## Your instructions
Make an exact copy of all the entries below, with the pictures left out.

## Element data from apps and pages
____________________

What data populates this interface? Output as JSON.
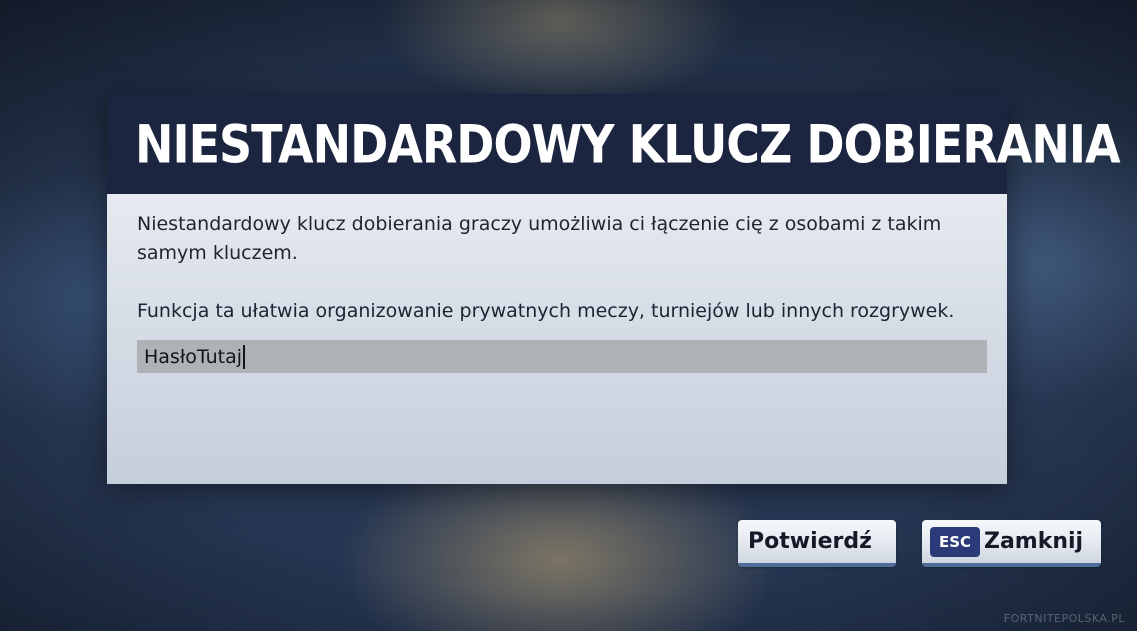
{
  "dialog": {
    "title": "NIESTANDARDOWY KLUCZ DOBIERANIA",
    "description_1": "Niestandardowy klucz dobierania graczy umożliwia ci łączenie cię z osobami z takim samym kluczem.",
    "description_2": "Funkcja ta ułatwia organizowanie prywatnych meczy, turniejów lub innych rozgrywek.",
    "key_input": {
      "value": "HasłoTutaj"
    },
    "buttons": {
      "confirm_label": "Potwierdź",
      "close_key": "ESC",
      "close_label": "Zamknij"
    }
  },
  "watermark": "FORTNITEPOLSKA.PL",
  "colors": {
    "header_bg": "#1c2540",
    "body_bg": "#dfe4ea",
    "input_bg": "#aeb2b7",
    "button_accent": "#4f6d98",
    "esc_badge": "#2b3a78"
  }
}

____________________

## Reply
What data populates this interface? Output as JSON.
{
  "dialog": {
    "title": "NIESTANDARDOWY KLUCZ DOBIERANIA",
    "description_1": "Niestandardowy klucz dobierania graczy umożliwia ci łączenie cię z osobami z takim samym kluczem.",
    "description_2": "Funkcja ta ułatwia organizowanie prywatnych meczy, turniejów lub innych rozgrywek.",
    "key_input": {
      "value": "HasłoTutaj"
    },
    "buttons": {
      "confirm_label": "Potwierdź",
      "close_key": "ESC",
      "close_label": "Zamknij"
    }
  },
  "watermark": "FORTNITEPOLSKA.PL",
  "colors": {
    "header_bg": "#1c2540",
    "body_bg": "#dfe4ea",
    "input_bg": "#aeb2b7",
    "button_accent": "#4f6d98",
    "esc_badge": "#2b3a78"
  }
}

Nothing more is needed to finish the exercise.